    • 28 Deming et al. Fig. 14.— Transmission spectrum of HD 209458b derived from Hubble spectroscopy. Our WFC3 results are the solid points. The open squares are our reanalysis of the STIS bands defined by Knutson et al. (2007a), and the diamond is the narrow sodium band absorption from Charbonneau et al. (2002). The red line is the transmittance spectrum from an isothermal Burrows model, having an extra opacity of gray character and magnitude 0.012 cm2 g−1 . The red diamond integrates the red model over the sodium bandpass. The blue line is a Dobbs-Dixon model for HD 209458b, with no gray opacity, but with λ−4 (Rayleigh) opacity, normalized to magnitude 0.001 cm2 g−1 at 0.8 µm. Because the blue model has no gray opacity, we scale-down the modulation in this spectrum by a factor of 3 for this comparison (see text).
    • Exoplanetary Transmission Spectroscopy 29 Table 1 Summary of the spatial scan observations XO-1b HD 209458b 2455834.6666 2456196.0895 -0.0471 -0.0566 2455834.9419 2456196.3997 0.0228 0.0314 128 125 5 5 (0.05)[0.41] (0.9)[7.44] Detectory subarray size 128x128 256x256 Detector reads per scan 8 4 50.4 32.9 3.8 × 104 4.4 × 104 Time of first scan BJD (TDB) Planetary orbital phase at first scan Time of last scan BJD (TDB) Planetary orbital phase at last scan Number of scans Number of HST orbits Scan rate (arcsec per sec)[pixels per sec] Duration of scan (sec) Signal level on detector (electrons per pixel) Note: planetary orbital phase is defined to be zero at mid-transit. Table 2 Results for Radius Ratios (Rp /Rs )and Mid-Transit Times XO-1b Mid-Transit Time BJD (TDB) Rp /Rs HD 209458b 2455834.85186 ± 0.00017 2456196.28934 ± 0.00018 0.1328 ± 0.0006 0.1209 ± 0.0004

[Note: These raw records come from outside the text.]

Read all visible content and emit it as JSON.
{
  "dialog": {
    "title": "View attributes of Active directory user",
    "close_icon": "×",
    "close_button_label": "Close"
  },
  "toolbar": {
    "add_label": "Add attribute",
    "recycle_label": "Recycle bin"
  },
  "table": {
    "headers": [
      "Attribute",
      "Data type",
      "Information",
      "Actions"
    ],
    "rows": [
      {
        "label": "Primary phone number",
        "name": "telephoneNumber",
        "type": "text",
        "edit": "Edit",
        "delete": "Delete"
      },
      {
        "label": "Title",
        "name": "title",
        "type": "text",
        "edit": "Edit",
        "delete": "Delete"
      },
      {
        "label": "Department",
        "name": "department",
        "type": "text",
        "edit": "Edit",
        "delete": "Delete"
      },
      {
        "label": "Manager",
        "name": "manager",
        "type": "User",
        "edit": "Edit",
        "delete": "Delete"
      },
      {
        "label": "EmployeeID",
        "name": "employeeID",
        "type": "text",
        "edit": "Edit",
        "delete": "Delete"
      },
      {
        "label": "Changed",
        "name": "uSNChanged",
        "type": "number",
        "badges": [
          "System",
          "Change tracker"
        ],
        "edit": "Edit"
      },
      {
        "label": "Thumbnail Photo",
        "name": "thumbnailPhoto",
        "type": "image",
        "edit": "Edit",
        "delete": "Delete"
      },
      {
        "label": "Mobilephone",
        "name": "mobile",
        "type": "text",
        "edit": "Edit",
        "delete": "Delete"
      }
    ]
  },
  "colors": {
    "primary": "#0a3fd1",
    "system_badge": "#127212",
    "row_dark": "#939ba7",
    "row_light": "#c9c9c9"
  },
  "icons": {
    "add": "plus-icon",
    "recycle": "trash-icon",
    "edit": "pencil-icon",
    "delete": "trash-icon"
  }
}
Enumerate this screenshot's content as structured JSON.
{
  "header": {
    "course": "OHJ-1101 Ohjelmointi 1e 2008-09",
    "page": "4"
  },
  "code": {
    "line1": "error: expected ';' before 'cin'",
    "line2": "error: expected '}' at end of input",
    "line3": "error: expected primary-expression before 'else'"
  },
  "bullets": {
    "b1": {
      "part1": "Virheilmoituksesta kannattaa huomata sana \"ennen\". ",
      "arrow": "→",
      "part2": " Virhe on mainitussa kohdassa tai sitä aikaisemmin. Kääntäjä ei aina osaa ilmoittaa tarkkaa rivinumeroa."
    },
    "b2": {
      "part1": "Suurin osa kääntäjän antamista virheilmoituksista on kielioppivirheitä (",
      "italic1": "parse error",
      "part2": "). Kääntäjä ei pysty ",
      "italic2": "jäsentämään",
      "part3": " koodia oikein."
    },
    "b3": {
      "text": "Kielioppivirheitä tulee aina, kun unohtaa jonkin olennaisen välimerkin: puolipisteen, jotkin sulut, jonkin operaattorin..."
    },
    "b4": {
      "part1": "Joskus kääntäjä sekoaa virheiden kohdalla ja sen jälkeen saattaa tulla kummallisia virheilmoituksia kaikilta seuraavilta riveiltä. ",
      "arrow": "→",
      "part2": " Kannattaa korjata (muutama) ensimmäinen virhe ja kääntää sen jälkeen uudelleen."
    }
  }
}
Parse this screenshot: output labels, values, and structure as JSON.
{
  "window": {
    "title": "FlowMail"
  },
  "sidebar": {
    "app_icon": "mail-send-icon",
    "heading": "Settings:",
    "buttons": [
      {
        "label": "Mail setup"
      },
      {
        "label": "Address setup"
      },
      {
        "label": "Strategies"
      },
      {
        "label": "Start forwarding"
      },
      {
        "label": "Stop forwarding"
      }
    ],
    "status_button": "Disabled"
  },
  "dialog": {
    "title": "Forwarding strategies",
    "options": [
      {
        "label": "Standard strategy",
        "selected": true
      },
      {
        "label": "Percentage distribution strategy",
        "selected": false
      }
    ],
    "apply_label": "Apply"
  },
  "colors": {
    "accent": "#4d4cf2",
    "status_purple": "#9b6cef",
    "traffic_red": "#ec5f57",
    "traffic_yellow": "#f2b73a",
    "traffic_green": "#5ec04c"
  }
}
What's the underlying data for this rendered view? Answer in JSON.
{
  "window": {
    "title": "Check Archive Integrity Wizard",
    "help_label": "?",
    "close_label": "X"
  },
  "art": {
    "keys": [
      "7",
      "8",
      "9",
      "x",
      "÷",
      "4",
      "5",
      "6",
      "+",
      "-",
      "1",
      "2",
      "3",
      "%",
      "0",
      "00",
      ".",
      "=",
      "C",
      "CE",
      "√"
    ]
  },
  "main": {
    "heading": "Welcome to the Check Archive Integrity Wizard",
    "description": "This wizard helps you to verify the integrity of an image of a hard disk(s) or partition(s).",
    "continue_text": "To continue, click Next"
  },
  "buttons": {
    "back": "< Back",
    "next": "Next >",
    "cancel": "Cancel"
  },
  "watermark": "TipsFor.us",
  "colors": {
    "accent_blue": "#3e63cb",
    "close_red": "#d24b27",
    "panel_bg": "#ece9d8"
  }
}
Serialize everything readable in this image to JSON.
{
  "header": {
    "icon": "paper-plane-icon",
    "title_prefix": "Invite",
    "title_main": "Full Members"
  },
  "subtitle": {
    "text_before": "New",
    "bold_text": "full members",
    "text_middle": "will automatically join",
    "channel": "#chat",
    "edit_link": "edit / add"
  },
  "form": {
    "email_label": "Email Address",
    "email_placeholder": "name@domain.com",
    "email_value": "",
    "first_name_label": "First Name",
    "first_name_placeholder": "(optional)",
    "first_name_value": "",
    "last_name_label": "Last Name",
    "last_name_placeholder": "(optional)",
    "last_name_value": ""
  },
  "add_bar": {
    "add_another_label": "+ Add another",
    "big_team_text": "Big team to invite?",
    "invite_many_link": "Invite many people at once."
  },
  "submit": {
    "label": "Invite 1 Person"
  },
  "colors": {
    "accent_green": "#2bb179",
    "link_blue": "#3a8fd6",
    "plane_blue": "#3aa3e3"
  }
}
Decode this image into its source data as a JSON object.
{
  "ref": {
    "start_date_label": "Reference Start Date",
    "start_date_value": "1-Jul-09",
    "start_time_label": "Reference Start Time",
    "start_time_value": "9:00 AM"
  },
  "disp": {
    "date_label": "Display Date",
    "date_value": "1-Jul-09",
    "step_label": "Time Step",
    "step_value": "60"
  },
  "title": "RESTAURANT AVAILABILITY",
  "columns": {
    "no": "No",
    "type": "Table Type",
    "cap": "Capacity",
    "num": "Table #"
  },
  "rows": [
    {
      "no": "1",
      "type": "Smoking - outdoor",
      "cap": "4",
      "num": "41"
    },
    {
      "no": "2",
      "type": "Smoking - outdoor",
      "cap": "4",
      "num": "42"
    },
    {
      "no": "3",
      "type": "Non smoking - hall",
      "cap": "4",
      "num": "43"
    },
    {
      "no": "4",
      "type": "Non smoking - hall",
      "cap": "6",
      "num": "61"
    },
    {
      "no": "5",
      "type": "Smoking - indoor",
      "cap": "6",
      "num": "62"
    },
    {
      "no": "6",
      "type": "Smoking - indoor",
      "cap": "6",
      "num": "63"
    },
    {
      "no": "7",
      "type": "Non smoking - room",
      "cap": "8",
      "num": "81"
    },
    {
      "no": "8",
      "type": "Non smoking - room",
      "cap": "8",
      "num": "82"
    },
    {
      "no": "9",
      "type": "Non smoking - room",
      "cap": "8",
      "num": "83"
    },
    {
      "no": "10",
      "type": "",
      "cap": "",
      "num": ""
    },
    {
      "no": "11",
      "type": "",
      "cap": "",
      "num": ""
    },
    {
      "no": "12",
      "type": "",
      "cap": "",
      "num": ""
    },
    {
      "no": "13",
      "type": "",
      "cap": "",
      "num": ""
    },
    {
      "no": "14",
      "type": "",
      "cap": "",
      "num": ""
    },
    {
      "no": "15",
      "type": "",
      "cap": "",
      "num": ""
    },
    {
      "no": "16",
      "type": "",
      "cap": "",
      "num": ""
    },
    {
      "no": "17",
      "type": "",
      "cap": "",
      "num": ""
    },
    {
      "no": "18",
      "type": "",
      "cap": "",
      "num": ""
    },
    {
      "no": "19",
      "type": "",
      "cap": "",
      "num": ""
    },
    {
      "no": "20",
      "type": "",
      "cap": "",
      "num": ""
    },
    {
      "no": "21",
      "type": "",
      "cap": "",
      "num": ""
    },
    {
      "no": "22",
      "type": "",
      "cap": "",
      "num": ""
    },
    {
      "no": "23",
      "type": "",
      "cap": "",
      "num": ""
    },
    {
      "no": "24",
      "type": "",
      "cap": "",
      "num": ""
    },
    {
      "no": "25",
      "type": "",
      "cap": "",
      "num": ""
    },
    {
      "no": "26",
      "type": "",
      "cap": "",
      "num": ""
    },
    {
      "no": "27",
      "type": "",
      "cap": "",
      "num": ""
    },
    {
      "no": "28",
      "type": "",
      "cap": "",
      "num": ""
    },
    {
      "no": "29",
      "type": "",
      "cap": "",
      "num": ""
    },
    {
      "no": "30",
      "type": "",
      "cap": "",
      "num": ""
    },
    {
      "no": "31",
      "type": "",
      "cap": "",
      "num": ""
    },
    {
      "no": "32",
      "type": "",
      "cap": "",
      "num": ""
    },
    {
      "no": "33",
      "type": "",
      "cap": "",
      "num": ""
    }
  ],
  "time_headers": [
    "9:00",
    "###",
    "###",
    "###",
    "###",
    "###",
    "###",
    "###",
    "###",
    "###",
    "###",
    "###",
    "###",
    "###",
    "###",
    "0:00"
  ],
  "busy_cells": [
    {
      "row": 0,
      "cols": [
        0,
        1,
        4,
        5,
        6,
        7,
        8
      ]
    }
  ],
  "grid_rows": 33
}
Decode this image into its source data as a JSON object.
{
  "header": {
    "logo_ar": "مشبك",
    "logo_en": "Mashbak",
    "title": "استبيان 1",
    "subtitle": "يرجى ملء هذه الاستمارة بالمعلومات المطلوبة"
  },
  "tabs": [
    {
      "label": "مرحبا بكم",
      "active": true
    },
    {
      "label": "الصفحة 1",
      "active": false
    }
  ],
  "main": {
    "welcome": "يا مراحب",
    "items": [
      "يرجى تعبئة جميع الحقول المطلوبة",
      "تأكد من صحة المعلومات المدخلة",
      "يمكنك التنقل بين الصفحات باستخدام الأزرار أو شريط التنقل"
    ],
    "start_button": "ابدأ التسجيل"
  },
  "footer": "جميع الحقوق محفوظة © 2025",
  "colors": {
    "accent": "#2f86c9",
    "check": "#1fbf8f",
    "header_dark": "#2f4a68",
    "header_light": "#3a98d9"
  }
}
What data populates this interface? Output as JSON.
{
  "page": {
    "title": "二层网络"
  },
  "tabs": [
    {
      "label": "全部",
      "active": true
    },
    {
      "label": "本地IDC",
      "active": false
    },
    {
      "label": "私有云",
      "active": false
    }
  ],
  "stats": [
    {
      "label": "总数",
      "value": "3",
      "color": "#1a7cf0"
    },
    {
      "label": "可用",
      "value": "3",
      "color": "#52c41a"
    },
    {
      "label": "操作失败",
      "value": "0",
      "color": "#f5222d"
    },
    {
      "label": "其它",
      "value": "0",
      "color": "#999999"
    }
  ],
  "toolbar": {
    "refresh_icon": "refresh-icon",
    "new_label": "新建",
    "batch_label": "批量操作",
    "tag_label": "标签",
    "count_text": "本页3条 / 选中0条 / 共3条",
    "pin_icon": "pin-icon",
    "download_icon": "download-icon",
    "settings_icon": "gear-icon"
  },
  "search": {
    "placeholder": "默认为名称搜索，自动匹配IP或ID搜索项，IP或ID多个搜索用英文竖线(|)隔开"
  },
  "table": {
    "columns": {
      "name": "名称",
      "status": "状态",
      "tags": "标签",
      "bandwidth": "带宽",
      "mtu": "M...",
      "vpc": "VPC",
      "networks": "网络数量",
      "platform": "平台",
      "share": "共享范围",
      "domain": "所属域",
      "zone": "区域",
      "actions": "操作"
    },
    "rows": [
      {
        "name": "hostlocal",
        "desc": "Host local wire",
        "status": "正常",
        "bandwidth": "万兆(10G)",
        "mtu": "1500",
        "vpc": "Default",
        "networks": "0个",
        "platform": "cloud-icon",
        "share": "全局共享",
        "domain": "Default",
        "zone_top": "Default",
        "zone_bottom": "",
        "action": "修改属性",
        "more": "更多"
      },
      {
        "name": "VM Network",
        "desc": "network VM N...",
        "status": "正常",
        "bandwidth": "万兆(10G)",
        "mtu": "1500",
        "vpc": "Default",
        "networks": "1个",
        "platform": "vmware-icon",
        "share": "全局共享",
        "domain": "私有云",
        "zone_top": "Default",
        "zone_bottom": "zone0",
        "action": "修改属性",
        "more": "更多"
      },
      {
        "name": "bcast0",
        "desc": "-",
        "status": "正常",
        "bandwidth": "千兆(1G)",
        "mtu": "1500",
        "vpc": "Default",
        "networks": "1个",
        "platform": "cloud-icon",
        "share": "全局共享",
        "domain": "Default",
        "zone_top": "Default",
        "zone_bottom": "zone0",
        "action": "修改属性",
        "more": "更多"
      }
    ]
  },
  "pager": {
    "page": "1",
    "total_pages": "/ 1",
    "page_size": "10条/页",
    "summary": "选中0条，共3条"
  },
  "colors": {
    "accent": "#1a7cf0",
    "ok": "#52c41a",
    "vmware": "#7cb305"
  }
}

    • 30 Deming et al. Table 3 Results for transmission spectra. Wavelength (λ) is in microns, and transit depth in parts-per-million (ppm). Note that the tabulated errors apply to the differential transit depths; a larger error applies to radius ratio over the entire range - see Table 2. (Our re-analyzed STIS transit depths are not listed here, but are uniformly 763 ppm larger than given by Knutson et al. 2007a). HD 209458b λ 1.119 1.138 1.157 1.175 1.194 1.213 1.232 1.251 1.270 1.288 1.307 1.326 1.345 1.364 1.383 1.401 1.420 1.439 1.458 1.477 1.496 1.515 1.533 1.552 1.571 1.590 1.609 1.628 XO-1b 2 2 Rp /Rs (ppm) Error (ppm) 14512.7 14546.5 14566.3 14523.1 14528.7 14549.9 14571.8 14538.6 14522.2 14538.4 14535.9 14604.5 14685.0 14779.0 14752.1 14788.8 14705.2 14701.7 14677.7 14695.1 14722.3 14641.4 14676.8 14666.2 14642.5 14594.1 14530.1 14642.1 50.6 35.5 35.2 34.6 34.1 33.7 33.5 33.6 33.8 33.7 33.4 33.4 33.5 33.9 34.4 34.5 34.7 35.0 35.4 35.9 36.4 36.6 37.1 37.8 38.6 39.2 39.9 40.8 λ 1.121 1.139 1.158 1.177 1.196 1.215 1.234 1.252 1.271 1.290 1.309 1.328 1.347 1.365 1.384 1.403 1.422 1.441 1.460 1.479 1.497 1.516 1.535 1.554 1.573 1.592 1.610 1.629 1.648 2 2 Rp /Rs (ppm) Error (ppm) 17545.5 17697.6 17582.1 17772.4 17685.8 17427.6 17386.4 17552.8 17538.6 17435.2 17323.6 17525.0 17696.1 17832.1 17674.6 17569.4 17609.2 17660.1 17923.9 17799.7 17794.9 17771.4 17753.9 17799.1 17590.7 17560.9 17719.4 17650.2 17595.9 100.4 97.6 96.7 94.8 93.4 92.3 91.6 91.6 92.0 91.5 90.8 90.7 90.7 91.4 92.6 93.0 93.2 93.8 94.7 96.1 97.3 97.9 98.7 100.4 102.4 104.0 105.5 107.7 110.6